Technology marches forward, but sometimes new features and products aren’t much to write home about. Other times, however, they represent truly amazing leaps forward—inventions, innovations, and improvements that transcend the typical user experience.
More and better throughput, clarity, security, juice—and WOW factor. With apologies to Spike Lee—Mo’ Better Tech.
The current leading Wi-Fi technology—802.11ac—achieves data transmission speeds up to 866 million bits per second. That’s fast, right?
Well, Samsung this week announced the development of a 60GHz Wi-Fi technology that reportedly enables data transmission speeds of up to 4.6 billion bits per second. If my math is correct, that’s a five-fold increase over the 802.11ac standard.
Samsung claims its new technology—which it is calling 802.11ad—will transfer a one gigabyte movie from one compatible device to another in less than three seconds. Now that’s fast! The company expects that its technology will be available to the market in 2015.
Speaking of 4K video, we’ve seen the increasing popularity of this standard, especially for mastering digital cinema and other high-end video applications.
In addition, 4K televisions are now plentiful on the market, and Netflix is offering Ultra-HD (4K) video streaming as part of its service.
This week Apple did the industry one better, by announcing immediate availability of its iMac 5K Retina, an all-in-one computer with the the world’s highest resolution monitor—offering the ability to display almost 15 million pixels. Is this just Apple showing off, or is there a good reason for a 5K display?
Actually, clearly the latter. For people editing 4K video, the ability to see the video at full resolution, while also simultaneously being able to see and access the various editing toolbars surrounding the image offers a powerful professional advantage.
This is true of any vertical market where high-resolution imaging is important—medical imaging, photography, chemistry, science—the list goes on.
Once again, Apple is leading the way here, and it appears that its competitors, and the industry in general, may have been taken completely by surprise.
We speak often of a desire to reclaim our privacy on the Internet, and there have been a few technological solutions to this, but none very easy for the average user.
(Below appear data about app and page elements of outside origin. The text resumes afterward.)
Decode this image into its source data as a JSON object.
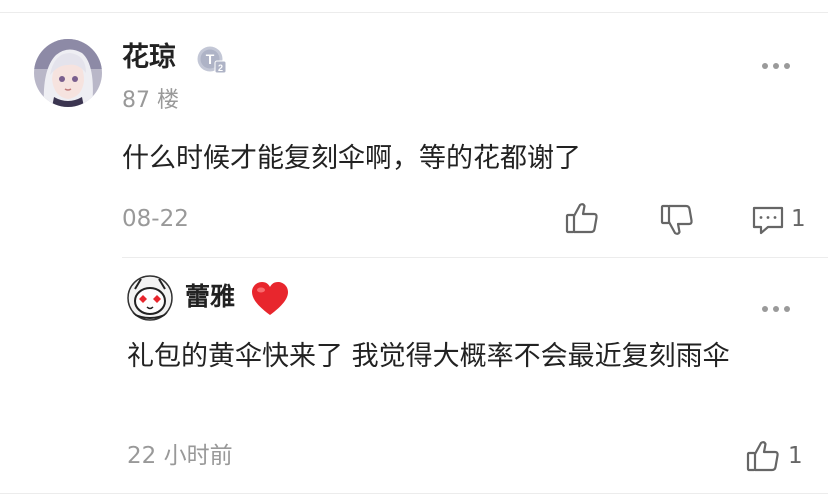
{
  "comment": {
    "avatar_icon": "anime-avatar",
    "username": "花琼",
    "level_badge": "T",
    "level_sub": "2",
    "floor": "87 楼",
    "text": "什么时候才能复刻伞啊，等的花都谢了",
    "date": "08-22",
    "actions": {
      "like_icon": "thumbs-up-icon",
      "dislike_icon": "thumbs-down-icon",
      "reply_icon": "comment-icon",
      "reply_count": "1"
    }
  },
  "reply": {
    "avatar_icon": "cartoon-avatar",
    "username": "蕾雅",
    "badge_icon": "heart-icon",
    "text": "礼包的黄伞快来了  我觉得大概率不会最近复刻雨伞",
    "time": "22 小时前",
    "like_count": "1"
  },
  "colors": {
    "muted_text": "#999999",
    "primary_text": "#222222",
    "heart": "#e8262d",
    "divider": "#ececec"
  }
}
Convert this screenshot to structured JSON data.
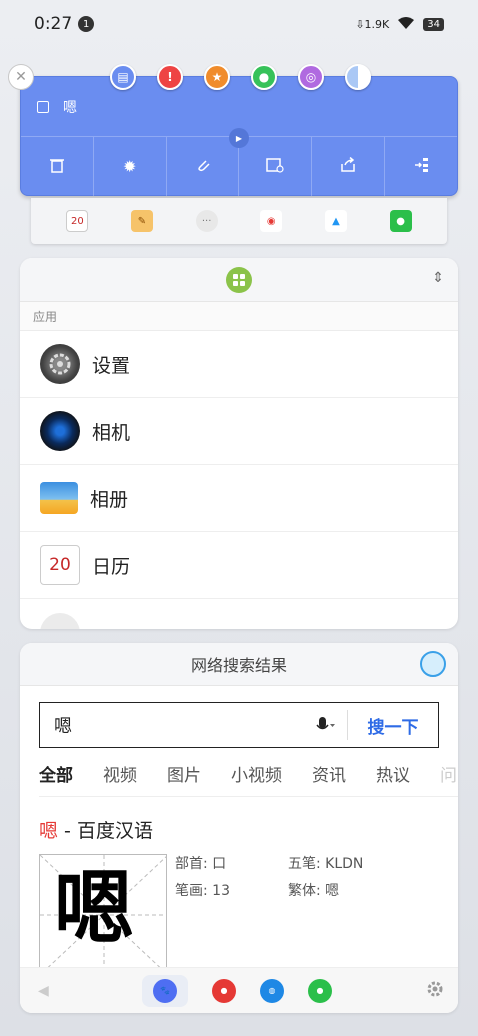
{
  "status": {
    "time": "0:27",
    "notif_count": "1",
    "net_speed": "1.9K",
    "battery": "34"
  },
  "note": {
    "text": "嗯",
    "colors": [
      "#6a8df0",
      "#ee4444",
      "#f08c2c",
      "#37c25a",
      "#b06ae0",
      "#aac8f5"
    ]
  },
  "apps": {
    "section_label": "应用",
    "items": [
      {
        "label": "设置",
        "icon": "settings-gear-icon"
      },
      {
        "label": "相机",
        "icon": "camera-lens-icon"
      },
      {
        "label": "相册",
        "icon": "gallery-photo-icon"
      },
      {
        "label": "日历",
        "icon": "calendar-icon",
        "day": "20"
      }
    ]
  },
  "search": {
    "header": "网络搜索结果",
    "query": "嗯",
    "button": "搜一下",
    "tabs": [
      "全部",
      "视频",
      "图片",
      "小视频",
      "资讯",
      "热议",
      "问"
    ],
    "result": {
      "highlight": "嗯",
      "title_rest": " - 百度汉语",
      "glyph": "嗯",
      "radical": "部首: 口",
      "strokes": "笔画: 13",
      "wubi": "五笔: KLDN",
      "traditional": "繁体: 嗯"
    }
  },
  "calendar_day": "20"
}
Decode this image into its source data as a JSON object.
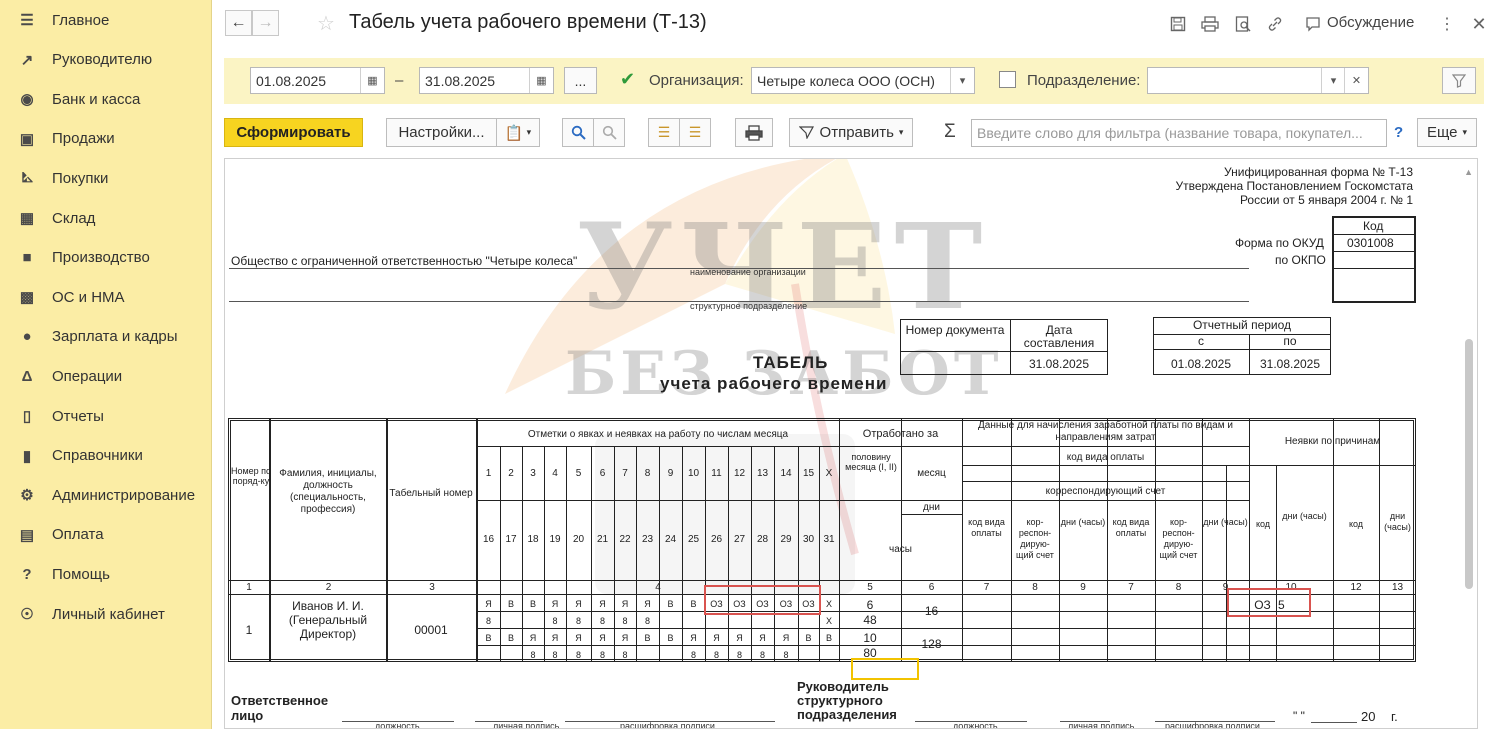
{
  "sidebar": {
    "items": [
      {
        "label": "Главное",
        "icon": "menu-icon"
      },
      {
        "label": "Руководителю",
        "icon": "trend-icon"
      },
      {
        "label": "Банк и касса",
        "icon": "coin-icon"
      },
      {
        "label": "Продажи",
        "icon": "bag-icon"
      },
      {
        "label": "Покупки",
        "icon": "cart-icon"
      },
      {
        "label": "Склад",
        "icon": "grid-icon"
      },
      {
        "label": "Производство",
        "icon": "factory-icon"
      },
      {
        "label": "ОС и НМА",
        "icon": "truck-icon"
      },
      {
        "label": "Зарплата и кадры",
        "icon": "person-icon"
      },
      {
        "label": "Операции",
        "icon": "dtkt-icon"
      },
      {
        "label": "Отчеты",
        "icon": "barchart-icon"
      },
      {
        "label": "Справочники",
        "icon": "book-icon"
      },
      {
        "label": "Администрирование",
        "icon": "gear-icon"
      },
      {
        "label": "Оплата",
        "icon": "wallet-icon"
      },
      {
        "label": "Помощь",
        "icon": "question-icon"
      },
      {
        "label": "Личный кабинет",
        "icon": "user-circle-icon"
      }
    ]
  },
  "header": {
    "title": "Табель учета рабочего времени (Т-13)",
    "discuss": "Обсуждение"
  },
  "filter": {
    "date_from": "01.08.2025",
    "dash": "–",
    "date_to": "31.08.2025",
    "ellipsis": "...",
    "org_label": "Организация:",
    "org_value": "Четыре колеса ООО (ОСН)",
    "dept_label": "Подразделение:",
    "dept_value": ""
  },
  "toolbar": {
    "generate": "Сформировать",
    "settings": "Настройки...",
    "send": "Отправить",
    "sigma": "Σ",
    "search_placeholder": "Введите слово для фильтра (название товара, покупател...",
    "help": "?",
    "more": "Еще"
  },
  "report": {
    "form_lines": [
      "Унифицированная форма № Т-13",
      "Утверждена Постановлением Госкомстата",
      "России от 5 января 2004 г. № 1"
    ],
    "code_header": "Код",
    "okud_label": "Форма по ОКУД",
    "okud_value": "0301008",
    "okpo_label": "по ОКПО",
    "org_name": "Общество с ограниченной ответственностью \"Четыре колеса\"",
    "org_caption": "наименование организации",
    "dept_caption": "структурное подразделение",
    "doc_number_header": "Номер документа",
    "doc_date_header": "Дата составления",
    "doc_date": "31.08.2025",
    "period_header": "Отчетный период",
    "period_from_label": "с",
    "period_to_label": "по",
    "period_from": "01.08.2025",
    "period_to": "31.08.2025",
    "title1": "ТАБЕЛЬ",
    "title2": "учета рабочего времени",
    "watermark1": "УЧЕТ",
    "watermark2": "БЕЗ ЗАБОТ",
    "table": {
      "h_num": "Номер по поряд-ку",
      "h_name": "Фамилия, инициалы, должность (специальность, профессия)",
      "h_tab": "Табельный номер",
      "h_marks": "Отметки о явках и неявках на работу по числам месяца",
      "h_worked": "Отработано за",
      "h_half": "половину месяца (I, II)",
      "h_month": "месяц",
      "h_days": "дни",
      "h_hours": "часы",
      "h_pay": "Данные для начисления заработной платы по видам и направлениям затрат",
      "h_pay_code": "код вида оплаты",
      "h_corr": "корреспондирующий счет",
      "h_code_pay": "код вида оплаты",
      "h_corr_short": "кор-респон-дирую-щий счет",
      "h_dh": "дни (часы)",
      "h_absence": "Неявки по причинам",
      "h_code": "код",
      "days_top": [
        "1",
        "2",
        "3",
        "4",
        "5",
        "6",
        "7",
        "8",
        "9",
        "10",
        "11",
        "12",
        "13",
        "14",
        "15",
        "X"
      ],
      "days_bottom": [
        "16",
        "17",
        "18",
        "19",
        "20",
        "21",
        "22",
        "23",
        "24",
        "25",
        "26",
        "27",
        "28",
        "29",
        "30",
        "31"
      ],
      "col_numbers": [
        "1",
        "2",
        "3",
        "4",
        "5",
        "6",
        "7",
        "8",
        "9",
        "7",
        "8",
        "9",
        "10",
        "11",
        "12",
        "13"
      ],
      "row": {
        "num": "1",
        "name": "Иванов И. И. (Генеральный Директор)",
        "tab": "00001",
        "marks1": [
          "Я",
          "В",
          "В",
          "Я",
          "Я",
          "Я",
          "Я",
          "Я",
          "В",
          "В",
          "ОЗ",
          "ОЗ",
          "ОЗ",
          "ОЗ",
          "ОЗ",
          "X"
        ],
        "hours1": [
          "8",
          "",
          "",
          "8",
          "8",
          "8",
          "8",
          "8",
          "",
          "",
          "",
          "",
          "",
          "",
          "",
          "X"
        ],
        "marks2": [
          "В",
          "В",
          "Я",
          "Я",
          "Я",
          "Я",
          "Я",
          "В",
          "В",
          "Я",
          "Я",
          "Я",
          "Я",
          "Я",
          "В",
          "В"
        ],
        "hours2": [
          "",
          "",
          "8",
          "8",
          "8",
          "8",
          "8",
          "",
          "",
          "8",
          "8",
          "8",
          "8",
          "8",
          "",
          ""
        ],
        "half1_days": "6",
        "half1_hours": "48",
        "half2_days": "10",
        "half2_hours": "80",
        "month_days": "16",
        "month_hours": "128",
        "abs_code": "ОЗ",
        "abs_days": "5"
      }
    },
    "footer": {
      "responsible": "Ответственное лицо",
      "head": "Руководитель структурного подразделения",
      "position": "должность",
      "signature": "личная подпись",
      "decode": "расшифровка подписи",
      "date_quote": "\" \"",
      "year": "20",
      "year_suffix": "г."
    }
  }
}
That’s perhaps why a new Kickstarter project had apparently captured the imagination of a great many investors. Called Anonabox, the project described a simple box that could be connected between your cable modem and home router.
All traffic, incoming and outgoing, would be routed through the Tor network, which was designed to enable users to surf the Internet anonymously, preventing their activities and location from being discovered by government agencies and others.
From the Kickstarter site, the inventors described their process and rationale: “As is our habit, a few friends who work in IT consulting got together for beer and tacos…As we finished our beers, we noticed a news story on the overhead TV about the Arab Spring protesters in Egypt being cut off from Twitter. We wished we could help somehow.”
The result of nearly four years of effort: the Anonabox. What the Anonabox would do is provide an easy way for even non-technical users to anonymize their web browsing.
We learned yesterday, however, that Kickstarter has suspended the Anonabox project for breaking its rules, according to a story on the Digital Trends site. Reportedly, nonetheless, the developers of Anonabox said they will be selling the device from their own website.
I know the NSA and dozens of governments think this is a bad idea, but I disagree. Users should be allowed to browse the Internet anonymously, because otherwise there’s a very real possibility, particularly in oppressive regimes like China, Syria, and Iran, that they’ll be punished for it.
One of the issues with electric cars, indeed, all mobile devices is battery life. A start-up company in Michigan, Sakti3, claims that its solid-state battery components more than double the energy density of today’s best Lithium-Ion batteries.
According the a report in Scientific American, “Sakti3’s technology is a solid-state battery produced with the same thin-film deposition process used to make flat panel displays and photovoltaic solar cells. The cell contains no liquid electrolyte; an “interlayer” acts as both the separator, which keeps the positive and negative electrodes from coming into contact, and the electrolyte, allowing desirable ion transfers to take place.”
If that’s just a bit too technical for you, perhaps it’s enough to imagine in the not too distant future affordable electric cars, and smartphones and laptops that last weeks between charges.
And speaking of affordable electric cars, Tesla’s new Model D is definitely not one, at least for the vast majority of us.
At $120K, it is an automotive masterpiece. Dual-motor, all-wheel drive, 0-60 in 3.2 seconds, top speed of 155 MPH. As Tesla CEO, Elon Musk, reportedly described it, “This car is nuts. It’s like taking off from a carrier deck. It’s just bananas.”
The Model D is also a technologist’s dream with a multitude of innovative safety features. It comes with every conceivable sensor, including a 360-degree sonar system to detect nearby vehicles and other obstacles; radar that allows it to see through fog, sand, and snow, and a camera that is able to recognize traffic signs and lights, as well as pedestrians.
The new Tesla also has a killer feature: auto-pilot. The car is able to combine all sensor information with real-time GPS, navigation, and traffic systems, effectively creating a “protective cocoon” around the car that warns of, and avoids, impending collisions.